*Task requirements:* All entries must be set down once more, precisely as given.

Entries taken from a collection

+++++

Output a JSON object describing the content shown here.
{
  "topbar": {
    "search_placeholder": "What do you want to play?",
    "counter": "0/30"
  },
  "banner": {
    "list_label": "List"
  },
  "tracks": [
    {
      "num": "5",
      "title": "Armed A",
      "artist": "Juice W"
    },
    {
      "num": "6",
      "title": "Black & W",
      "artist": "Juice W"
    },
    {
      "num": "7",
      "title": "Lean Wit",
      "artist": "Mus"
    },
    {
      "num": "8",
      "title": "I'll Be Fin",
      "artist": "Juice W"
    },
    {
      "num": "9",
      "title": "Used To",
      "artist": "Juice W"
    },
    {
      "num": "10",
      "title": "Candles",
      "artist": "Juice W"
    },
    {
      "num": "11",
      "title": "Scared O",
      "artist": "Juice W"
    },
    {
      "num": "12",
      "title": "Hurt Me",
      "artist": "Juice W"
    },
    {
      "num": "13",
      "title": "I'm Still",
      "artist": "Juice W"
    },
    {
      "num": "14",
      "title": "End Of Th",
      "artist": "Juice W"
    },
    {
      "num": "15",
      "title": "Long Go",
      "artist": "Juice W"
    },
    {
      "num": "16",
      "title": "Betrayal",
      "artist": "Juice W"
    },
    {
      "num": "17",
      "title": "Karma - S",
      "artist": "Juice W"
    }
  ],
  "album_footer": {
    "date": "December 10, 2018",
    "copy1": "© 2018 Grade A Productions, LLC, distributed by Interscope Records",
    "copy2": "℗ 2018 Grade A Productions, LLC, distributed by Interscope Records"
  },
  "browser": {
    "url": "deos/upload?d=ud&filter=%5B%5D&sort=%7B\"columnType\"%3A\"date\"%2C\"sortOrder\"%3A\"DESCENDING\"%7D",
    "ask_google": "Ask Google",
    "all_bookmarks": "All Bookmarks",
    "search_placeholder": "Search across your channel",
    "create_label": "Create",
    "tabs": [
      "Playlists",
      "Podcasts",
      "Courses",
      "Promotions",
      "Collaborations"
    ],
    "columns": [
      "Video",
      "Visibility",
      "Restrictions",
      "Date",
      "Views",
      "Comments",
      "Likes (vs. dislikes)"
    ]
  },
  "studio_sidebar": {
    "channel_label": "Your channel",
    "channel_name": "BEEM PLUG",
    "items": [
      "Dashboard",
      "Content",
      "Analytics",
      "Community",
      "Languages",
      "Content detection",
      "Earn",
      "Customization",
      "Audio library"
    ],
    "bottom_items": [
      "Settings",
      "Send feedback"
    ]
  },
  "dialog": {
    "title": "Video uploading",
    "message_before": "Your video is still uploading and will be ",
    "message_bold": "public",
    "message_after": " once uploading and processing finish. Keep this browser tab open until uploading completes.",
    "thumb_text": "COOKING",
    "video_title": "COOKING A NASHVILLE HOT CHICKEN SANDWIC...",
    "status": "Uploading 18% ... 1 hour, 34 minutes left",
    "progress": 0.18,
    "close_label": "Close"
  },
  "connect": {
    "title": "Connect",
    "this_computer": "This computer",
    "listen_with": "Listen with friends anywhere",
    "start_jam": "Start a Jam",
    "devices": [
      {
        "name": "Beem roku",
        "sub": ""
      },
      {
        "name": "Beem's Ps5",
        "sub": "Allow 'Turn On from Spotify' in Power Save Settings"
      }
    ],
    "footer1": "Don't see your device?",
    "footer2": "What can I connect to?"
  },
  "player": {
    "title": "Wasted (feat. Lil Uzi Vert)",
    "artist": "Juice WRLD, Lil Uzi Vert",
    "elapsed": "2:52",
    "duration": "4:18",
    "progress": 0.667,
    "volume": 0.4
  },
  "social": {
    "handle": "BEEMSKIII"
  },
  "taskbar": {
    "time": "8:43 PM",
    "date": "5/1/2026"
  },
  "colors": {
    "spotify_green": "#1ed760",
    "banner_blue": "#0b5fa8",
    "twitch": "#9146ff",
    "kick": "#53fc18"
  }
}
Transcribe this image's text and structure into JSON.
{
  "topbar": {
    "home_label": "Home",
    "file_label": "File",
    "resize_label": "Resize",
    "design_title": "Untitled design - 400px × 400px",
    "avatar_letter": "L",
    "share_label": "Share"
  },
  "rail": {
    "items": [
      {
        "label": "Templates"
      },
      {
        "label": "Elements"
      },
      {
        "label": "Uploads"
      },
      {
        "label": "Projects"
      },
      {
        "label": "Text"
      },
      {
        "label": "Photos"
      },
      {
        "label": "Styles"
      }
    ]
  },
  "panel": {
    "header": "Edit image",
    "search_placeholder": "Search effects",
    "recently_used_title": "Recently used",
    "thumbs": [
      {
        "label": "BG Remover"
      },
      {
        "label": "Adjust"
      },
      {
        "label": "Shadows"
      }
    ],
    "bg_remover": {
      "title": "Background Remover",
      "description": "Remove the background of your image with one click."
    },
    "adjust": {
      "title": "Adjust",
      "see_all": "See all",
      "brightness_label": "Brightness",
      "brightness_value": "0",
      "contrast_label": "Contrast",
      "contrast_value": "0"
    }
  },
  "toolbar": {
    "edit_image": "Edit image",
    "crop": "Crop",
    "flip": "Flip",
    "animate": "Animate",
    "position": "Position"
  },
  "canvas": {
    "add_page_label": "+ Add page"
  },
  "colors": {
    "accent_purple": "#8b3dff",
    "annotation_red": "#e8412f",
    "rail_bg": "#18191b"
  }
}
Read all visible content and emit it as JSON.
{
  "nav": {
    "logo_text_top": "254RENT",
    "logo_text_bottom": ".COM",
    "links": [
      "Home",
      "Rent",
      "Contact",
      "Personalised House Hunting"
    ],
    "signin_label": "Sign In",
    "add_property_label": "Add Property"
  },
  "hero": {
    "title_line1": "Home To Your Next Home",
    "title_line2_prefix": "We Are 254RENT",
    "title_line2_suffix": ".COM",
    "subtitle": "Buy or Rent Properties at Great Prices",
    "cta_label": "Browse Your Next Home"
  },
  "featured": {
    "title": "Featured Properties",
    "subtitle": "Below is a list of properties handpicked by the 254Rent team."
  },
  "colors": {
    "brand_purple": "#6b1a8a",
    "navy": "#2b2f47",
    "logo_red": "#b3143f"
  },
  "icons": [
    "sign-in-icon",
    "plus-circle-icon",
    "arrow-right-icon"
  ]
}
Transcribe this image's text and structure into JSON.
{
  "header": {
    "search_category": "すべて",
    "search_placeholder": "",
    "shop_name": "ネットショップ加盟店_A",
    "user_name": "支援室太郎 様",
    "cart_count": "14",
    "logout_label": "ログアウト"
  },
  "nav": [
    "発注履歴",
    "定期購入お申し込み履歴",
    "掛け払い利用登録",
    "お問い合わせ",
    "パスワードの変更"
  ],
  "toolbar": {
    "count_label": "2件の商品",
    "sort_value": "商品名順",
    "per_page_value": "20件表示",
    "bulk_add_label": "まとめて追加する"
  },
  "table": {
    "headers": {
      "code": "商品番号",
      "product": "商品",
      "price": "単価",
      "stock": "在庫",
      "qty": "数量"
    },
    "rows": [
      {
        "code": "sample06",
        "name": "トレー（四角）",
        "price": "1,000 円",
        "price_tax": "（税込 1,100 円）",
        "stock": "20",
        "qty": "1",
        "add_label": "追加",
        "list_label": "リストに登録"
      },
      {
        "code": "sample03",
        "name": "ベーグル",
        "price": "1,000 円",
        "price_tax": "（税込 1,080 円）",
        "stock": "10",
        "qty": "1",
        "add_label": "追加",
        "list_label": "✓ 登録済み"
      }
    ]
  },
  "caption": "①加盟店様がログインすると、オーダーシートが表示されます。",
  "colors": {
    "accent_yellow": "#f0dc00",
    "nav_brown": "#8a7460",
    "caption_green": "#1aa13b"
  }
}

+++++

*Solution for this problem:*
Output a JSON object describing the content shown here.
{
  "topbar": {
    "search_placeholder": "What do you want to play?",
    "counter": "0/30"
  },
  "banner": {
    "list_label": "List"
  },
  "tracks": [
    {
      "num": "5",
      "title": "Armed A",
      "artist": "Juice W"
    },
    {
      "num": "6",
      "title": "Black & W",
      "artist": "Juice W"
    },
    {
      "num": "7",
      "title": "Lean Wit",
      "artist": "Mus"
    },
    {
      "num": "8",
      "title": "I'll Be Fin",
      "artist": "Juice W"
    },
    {
      "num": "9",
      "title": "Used To",
      "artist": "Juice W"
    },
    {
      "num": "10",
      "title": "Candles",
      "artist": "Juice W"
    },
    {
      "num": "11",
      "title": "Scared O",
      "artist": "Juice W"
    },
    {
      "num": "12",
      "title": "Hurt Me",
      "artist": "Juice W"
    },
    {
      "num": "13",
      "title": "I'm Still",
      "artist": "Juice W"
    },
    {
      "num": "14",
      "title": "End Of Th",
      "artist": "Juice W"
    },
    {
      "num": "15",
      "title": "Long Go",
      "artist": "Juice W"
    },
    {
      "num": "16",
      "title": "Betrayal",
      "artist": "Juice W"
    },
    {
      "num": "17",
      "title": "Karma - S",
      "artist": "Juice W"
    }
  ],
  "album_footer": {
    "date": "December 10, 2018",
    "copy1": "© 2018 Grade A Productions, LLC, distributed by Interscope Records",
    "copy2": "℗ 2018 Grade A Productions, LLC, distributed by Interscope Records"
  },
  "browser": {
    "url": "deos/upload?d=ud&filter=%5B%5D&sort=%7B\"columnType\"%3A\"date\"%2C\"sortOrder\"%3A\"DESCENDING\"%7D",
    "ask_google": "Ask Google",
    "all_bookmarks": "All Bookmarks",
    "search_placeholder": "Search across your channel",
    "create_label": "Create",
    "tabs": [
      "Playlists",
      "Podcasts",
      "Courses",
      "Promotions",
      "Collaborations"
    ],
    "columns": [
      "Video",
      "Visibility",
      "Restrictions",
      "Date",
      "Views",
      "Comments",
      "Likes (vs. dislikes)"
    ]
  },
  "studio_sidebar": {
    "channel_label": "Your channel",
    "channel_name": "BEEM PLUG",
    "items": [
      "Dashboard",
      "Content",
      "Analytics",
      "Community",
      "Languages",
      "Content detection",
      "Earn",
      "Customization",
      "Audio library"
    ],
    "bottom_items": [
      "Settings",
      "Send feedback"
    ]
  },
  "dialog": {
    "title": "Video uploading",
    "message_before": "Your video is still uploading and will be ",
    "message_bold": "public",
    "message_after": " once uploading and processing finish. Keep this browser tab open until uploading completes.",
    "thumb_text": "COOKING",
    "video_title": "COOKING A NASHVILLE HOT CHICKEN SANDWIC...",
    "status": "Uploading 18% ... 1 hour, 34 minutes left",
    "progress": 0.18,
    "close_label": "Close"
  },
  "connect": {
    "title": "Connect",
    "this_computer": "This computer",
    "listen_with": "Listen with friends anywhere",
    "start_jam": "Start a Jam",
    "devices": [
      {
        "name": "Beem roku",
        "sub": ""
      },
      {
        "name": "Beem's Ps5",
        "sub": "Allow 'Turn On from Spotify' in Power Save Settings"
      }
    ],
    "footer1": "Don't see your device?",
    "footer2": "What can I connect to?"
  },
  "player": {
    "title": "Wasted (feat. Lil Uzi Vert)",
    "artist": "Juice WRLD, Lil Uzi Vert",
    "elapsed": "2:52",
    "duration": "4:18",
    "progress": 0.667,
    "volume": 0.4
  },
  "social": {
    "handle": "BEEMSKIII"
  },
  "taskbar": {
    "time": "8:43 PM",
    "date": "5/1/2026"
  },
  "colors": {
    "spotify_green": "#1ed760",
    "banner_blue": "#0b5fa8",
    "twitch": "#9146ff",
    "kick": "#53fc18"
  }
}
Transcribe this image's text and structure into JSON.
{
  "topbar": {
    "home_label": "Home",
    "file_label": "File",
    "resize_label": "Resize",
    "design_title": "Untitled design - 400px × 400px",
    "avatar_letter": "L",
    "share_label": "Share"
  },
  "rail": {
    "items": [
      {
        "label": "Templates"
      },
      {
        "label": "Elements"
      },
      {
        "label": "Uploads"
      },
      {
        "label": "Projects"
      },
      {
        "label": "Text"
      },
      {
        "label": "Photos"
      },
      {
        "label": "Styles"
      }
    ]
  },
  "panel": {
    "header": "Edit image",
    "search_placeholder": "Search effects",
    "recently_used_title": "Recently used",
    "thumbs": [
      {
        "label": "BG Remover"
      },
      {
        "label": "Adjust"
      },
      {
        "label": "Shadows"
      }
    ],
    "bg_remover": {
      "title": "Background Remover",
      "description": "Remove the background of your image with one click."
    },
    "adjust": {
      "title": "Adjust",
      "see_all": "See all",
      "brightness_label": "Brightness",
      "brightness_value": "0",
      "contrast_label": "Contrast",
      "contrast_value": "0"
    }
  },
  "toolbar": {
    "edit_image": "Edit image",
    "crop": "Crop",
    "flip": "Flip",
    "animate": "Animate",
    "position": "Position"
  },
  "canvas": {
    "add_page_label": "+ Add page"
  },
  "colors": {
    "accent_purple": "#8b3dff",
    "annotation_red": "#e8412f",
    "rail_bg": "#18191b"
  }
}
Read all visible content and emit it as JSON.
{
  "nav": {
    "logo_text_top": "254RENT",
    "logo_text_bottom": ".COM",
    "links": [
      "Home",
      "Rent",
      "Contact",
      "Personalised House Hunting"
    ],
    "signin_label": "Sign In",
    "add_property_label": "Add Property"
  },
  "hero": {
    "title_line1": "Home To Your Next Home",
    "title_line2_prefix": "We Are 254RENT",
    "title_line2_suffix": ".COM",
    "subtitle": "Buy or Rent Properties at Great Prices",
    "cta_label": "Browse Your Next Home"
  },
  "featured": {
    "title": "Featured Properties",
    "subtitle": "Below is a list of properties handpicked by the 254Rent team."
  },
  "colors": {
    "brand_purple": "#6b1a8a",
    "navy": "#2b2f47",
    "logo_red": "#b3143f"
  },
  "icons": [
    "sign-in-icon",
    "plus-circle-icon",
    "arrow-right-icon"
  ]
}
Transcribe this image's text and structure into JSON.
{
  "header": {
    "search_category": "すべて",
    "search_placeholder": "",
    "shop_name": "ネットショップ加盟店_A",
    "user_name": "支援室太郎 様",
    "cart_count": "14",
    "logout_label": "ログアウト"
  },
  "nav": [
    "発注履歴",
    "定期購入お申し込み履歴",
    "掛け払い利用登録",
    "お問い合わせ",
    "パスワードの変更"
  ],
  "toolbar": {
    "count_label": "2件の商品",
    "sort_value": "商品名順",
    "per_page_value": "20件表示",
    "bulk_add_label": "まとめて追加する"
  },
  "table": {
    "headers": {
      "code": "商品番号",
      "product": "商品",
      "price": "単価",
      "stock": "在庫",
      "qty": "数量"
    },
    "rows": [
      {
        "code": "sample06",
        "name": "トレー（四角）",
        "price": "1,000 円",
        "price_tax": "（税込 1,100 円）",
        "stock": "20",
        "qty": "1",
        "add_label": "追加",
        "list_label": "リストに登録"
      },
      {
        "code": "sample03",
        "name": "ベーグル",
        "price": "1,000 円",
        "price_tax": "（税込 1,080 円）",
        "stock": "10",
        "qty": "1",
        "add_label": "追加",
        "list_label": "✓ 登録済み"
      }
    ]
  },
  "caption": "①加盟店様がログインすると、オーダーシートが表示されます。",
  "colors": {
    "accent_yellow": "#f0dc00",
    "nav_brown": "#8a7460",
    "caption_green": "#1aa13b"
  }
}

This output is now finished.